bonus bonus bonus bonus bonus bonus bonus: Chinese president urges openness, respect for diversity – of types of governments! (~_^)

(note: comments do not require an email. baby lizards! awwwww!)

linkfest – 04/15/12

Can You Predict a Monkey’s Social Status by Looking at Its Genes?“Does one’s social stature change how one’s genes are expressed. Yes, concludes a new study that used differences in gene expression to identify a monkey’s social status with around 80 percent accuracy.”

Disliking races may be a personality trait“[I]f a person dislikes one group, he tends to have comparatively cool feelings for all groups, even his own.” – from the inductivist.

More thoughts on genetic load – from greg cochran.

Listen up, parents: For toddlers (and chimps), the majority rules“2-year-olds and chimpanzees are more likely to copy actions when they see them repeated by three of their peers than if they see the same action done by one peer three times.”

Dark coloration and male aggressiveness: Is there a link? – from peter frost.

A gaping hole in the Master’s evolutionary theory – chuck @the occidentalist presents evidence that he says suggests that “there are, at most, small genetic differences, with respect to intelligence, between Black and White adults born, respectively, in Africa and in Europe.”

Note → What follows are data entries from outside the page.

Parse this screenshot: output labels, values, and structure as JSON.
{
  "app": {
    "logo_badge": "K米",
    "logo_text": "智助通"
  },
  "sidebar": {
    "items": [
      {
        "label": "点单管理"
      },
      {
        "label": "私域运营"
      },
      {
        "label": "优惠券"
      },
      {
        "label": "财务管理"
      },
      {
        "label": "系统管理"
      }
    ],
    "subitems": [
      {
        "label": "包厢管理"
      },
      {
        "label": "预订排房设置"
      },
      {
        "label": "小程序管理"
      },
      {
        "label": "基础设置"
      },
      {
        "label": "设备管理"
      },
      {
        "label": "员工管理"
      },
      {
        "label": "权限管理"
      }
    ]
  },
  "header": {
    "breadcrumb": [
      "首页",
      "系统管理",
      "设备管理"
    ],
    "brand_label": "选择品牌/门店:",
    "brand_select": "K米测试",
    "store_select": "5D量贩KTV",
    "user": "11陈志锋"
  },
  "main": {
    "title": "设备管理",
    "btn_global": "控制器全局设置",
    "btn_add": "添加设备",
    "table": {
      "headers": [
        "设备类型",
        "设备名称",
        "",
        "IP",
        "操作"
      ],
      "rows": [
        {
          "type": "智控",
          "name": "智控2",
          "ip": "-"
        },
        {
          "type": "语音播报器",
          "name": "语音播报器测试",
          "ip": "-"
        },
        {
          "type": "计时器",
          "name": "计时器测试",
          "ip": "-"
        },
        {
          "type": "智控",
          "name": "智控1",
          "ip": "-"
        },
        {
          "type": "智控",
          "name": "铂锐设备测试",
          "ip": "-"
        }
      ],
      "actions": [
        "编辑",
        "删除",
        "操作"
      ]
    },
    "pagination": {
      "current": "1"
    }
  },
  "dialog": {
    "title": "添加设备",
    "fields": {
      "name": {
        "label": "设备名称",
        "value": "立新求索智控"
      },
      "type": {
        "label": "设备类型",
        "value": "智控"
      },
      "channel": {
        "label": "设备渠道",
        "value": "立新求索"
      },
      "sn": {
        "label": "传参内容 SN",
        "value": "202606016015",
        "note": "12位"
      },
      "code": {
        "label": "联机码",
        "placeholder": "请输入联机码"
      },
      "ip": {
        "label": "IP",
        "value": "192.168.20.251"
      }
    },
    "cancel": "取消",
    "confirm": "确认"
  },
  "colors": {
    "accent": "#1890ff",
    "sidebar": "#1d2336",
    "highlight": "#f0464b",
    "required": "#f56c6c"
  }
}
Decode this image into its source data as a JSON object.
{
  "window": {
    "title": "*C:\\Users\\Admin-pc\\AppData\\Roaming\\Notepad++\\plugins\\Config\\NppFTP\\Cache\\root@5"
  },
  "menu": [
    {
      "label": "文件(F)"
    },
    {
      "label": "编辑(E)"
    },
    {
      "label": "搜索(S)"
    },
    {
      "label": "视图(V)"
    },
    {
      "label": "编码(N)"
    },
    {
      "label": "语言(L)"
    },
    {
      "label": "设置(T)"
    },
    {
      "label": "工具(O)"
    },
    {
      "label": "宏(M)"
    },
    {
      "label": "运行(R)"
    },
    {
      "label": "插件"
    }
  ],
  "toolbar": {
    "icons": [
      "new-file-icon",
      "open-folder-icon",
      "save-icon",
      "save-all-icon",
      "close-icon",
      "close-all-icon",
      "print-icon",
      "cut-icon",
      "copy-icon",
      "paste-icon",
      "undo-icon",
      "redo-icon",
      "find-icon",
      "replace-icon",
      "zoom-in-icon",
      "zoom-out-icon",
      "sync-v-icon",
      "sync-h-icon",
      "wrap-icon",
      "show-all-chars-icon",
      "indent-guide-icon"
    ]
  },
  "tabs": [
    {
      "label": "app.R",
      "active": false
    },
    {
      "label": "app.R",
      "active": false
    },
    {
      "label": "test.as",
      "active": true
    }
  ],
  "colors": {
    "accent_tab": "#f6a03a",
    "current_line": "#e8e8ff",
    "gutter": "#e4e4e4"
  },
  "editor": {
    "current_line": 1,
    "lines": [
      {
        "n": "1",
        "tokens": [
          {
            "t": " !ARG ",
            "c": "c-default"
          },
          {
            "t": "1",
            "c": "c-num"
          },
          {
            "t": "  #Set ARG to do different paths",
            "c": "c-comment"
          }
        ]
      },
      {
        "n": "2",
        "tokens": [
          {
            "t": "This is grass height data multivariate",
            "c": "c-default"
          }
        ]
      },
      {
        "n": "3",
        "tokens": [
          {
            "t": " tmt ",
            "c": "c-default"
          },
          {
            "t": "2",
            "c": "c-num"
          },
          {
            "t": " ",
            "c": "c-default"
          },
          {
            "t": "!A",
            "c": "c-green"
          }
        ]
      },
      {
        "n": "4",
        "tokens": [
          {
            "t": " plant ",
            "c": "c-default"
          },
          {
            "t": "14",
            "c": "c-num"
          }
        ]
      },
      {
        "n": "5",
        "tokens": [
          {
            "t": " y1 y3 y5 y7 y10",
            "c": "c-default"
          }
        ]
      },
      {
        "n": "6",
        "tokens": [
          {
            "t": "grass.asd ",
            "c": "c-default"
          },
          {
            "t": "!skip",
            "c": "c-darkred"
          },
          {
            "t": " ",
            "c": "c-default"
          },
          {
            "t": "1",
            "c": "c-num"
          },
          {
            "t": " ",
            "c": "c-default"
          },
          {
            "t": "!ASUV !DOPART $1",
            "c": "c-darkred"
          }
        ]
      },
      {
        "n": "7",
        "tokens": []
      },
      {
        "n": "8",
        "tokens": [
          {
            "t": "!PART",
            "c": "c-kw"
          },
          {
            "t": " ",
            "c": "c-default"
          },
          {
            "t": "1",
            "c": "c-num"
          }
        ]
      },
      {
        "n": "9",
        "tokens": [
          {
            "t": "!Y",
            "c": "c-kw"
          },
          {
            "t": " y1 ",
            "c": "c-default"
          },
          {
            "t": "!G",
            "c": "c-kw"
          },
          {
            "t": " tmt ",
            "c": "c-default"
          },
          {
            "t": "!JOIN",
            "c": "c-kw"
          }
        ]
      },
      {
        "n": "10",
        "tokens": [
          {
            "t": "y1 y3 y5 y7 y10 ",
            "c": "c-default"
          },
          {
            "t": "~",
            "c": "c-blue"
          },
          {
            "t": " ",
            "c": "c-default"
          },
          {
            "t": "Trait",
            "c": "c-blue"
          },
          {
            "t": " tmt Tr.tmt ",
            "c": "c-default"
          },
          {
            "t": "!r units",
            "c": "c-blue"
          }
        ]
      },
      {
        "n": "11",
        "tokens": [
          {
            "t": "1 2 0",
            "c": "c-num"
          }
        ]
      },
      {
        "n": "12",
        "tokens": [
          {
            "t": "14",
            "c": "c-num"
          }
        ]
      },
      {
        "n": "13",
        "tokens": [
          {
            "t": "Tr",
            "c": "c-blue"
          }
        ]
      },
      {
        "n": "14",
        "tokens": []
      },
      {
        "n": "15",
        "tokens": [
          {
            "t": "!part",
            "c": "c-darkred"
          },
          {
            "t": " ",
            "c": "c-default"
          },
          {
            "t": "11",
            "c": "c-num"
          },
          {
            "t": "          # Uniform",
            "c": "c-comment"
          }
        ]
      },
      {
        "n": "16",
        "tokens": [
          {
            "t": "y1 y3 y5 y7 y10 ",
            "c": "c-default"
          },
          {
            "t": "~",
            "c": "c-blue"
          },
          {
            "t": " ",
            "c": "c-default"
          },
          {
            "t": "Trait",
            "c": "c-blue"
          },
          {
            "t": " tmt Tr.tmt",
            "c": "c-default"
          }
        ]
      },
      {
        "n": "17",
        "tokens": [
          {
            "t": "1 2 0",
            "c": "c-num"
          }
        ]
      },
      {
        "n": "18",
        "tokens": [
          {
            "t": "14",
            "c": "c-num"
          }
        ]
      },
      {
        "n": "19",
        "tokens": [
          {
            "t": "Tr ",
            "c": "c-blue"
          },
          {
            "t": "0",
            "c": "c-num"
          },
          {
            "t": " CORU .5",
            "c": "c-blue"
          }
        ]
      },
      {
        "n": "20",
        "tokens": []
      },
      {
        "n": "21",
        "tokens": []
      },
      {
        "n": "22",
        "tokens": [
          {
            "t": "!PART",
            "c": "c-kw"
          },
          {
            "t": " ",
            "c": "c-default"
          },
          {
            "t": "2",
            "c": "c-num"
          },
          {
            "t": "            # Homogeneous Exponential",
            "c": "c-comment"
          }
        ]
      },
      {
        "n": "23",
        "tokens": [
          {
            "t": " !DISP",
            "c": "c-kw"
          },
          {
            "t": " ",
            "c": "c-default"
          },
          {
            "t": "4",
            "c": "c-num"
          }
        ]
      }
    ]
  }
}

The Downside of Higher IQ – from dennis mangan, esq.

Genetic Variant Influences Brain Size, Intelligence – from parapundit.

What’s in a surname? New study explores what the evolution of names reveals about China“‘When it comes to surnames the Chinese people are unique. 1.28 billion people share 7,327surnames. In fact the 100 most common names account for 85% of the population,’ said Dr Chen. ‘This means Chinese surnames include more cultural and genetic information than in most other countries….’ The team found the highest levels of surname diversity at the Yangtze River basin, particularly around the middle and lower reaches of the river. The team believes this is due to multiple large migrations throughout Chinese history.”

Fire-free land use in pre-1492 Amazonian savannas“Our combined pollen, phytolith, and charcoal analyses reveal unexpectedly low levels of biomass burning associated with pre-A.D. 1492 savanna raised-field agriculture and a sharp increase in fires following the arrival of Europeans.”

More than 20% of Irish children ‘hear voices’“More than one in five Irish children between 11 and 13 have reported hearing voices, a sign some experts believe is a risk factor in mental illness.”

Study Finds Significant Skull Differences Between Closely Linked Groups“The researchers looked at the skulls of 27 women and 28 men who died in Lisbon, Portugal, between 1880 and 1975. They also evaluated the skulls of 40 women and 39 men who died between 1895 and 1903 in the rural area of Coimbra, just over 120 miles north of Lisbon. The researchers found significant variation between female skulls from Lisbon and those from Coimbra.”

bonus: “Race-Baiting” … and Its Discontents – good one from richard spencer.

bonus bonus: On Dinosaur Time“Less time separates us from Tyrannosaurus rex than separated T. rex from Stegosaurus.” – cool!

bonus bonus bonus: Water, water everywhere – but is it essential to life?“New research by scientists at the University of Bristol has challenged one of the key beliefs in chemistry: that proteins are dependent on water to survive and function.”

(note: comments do not require an email. xkcd’s lakes and oceans.)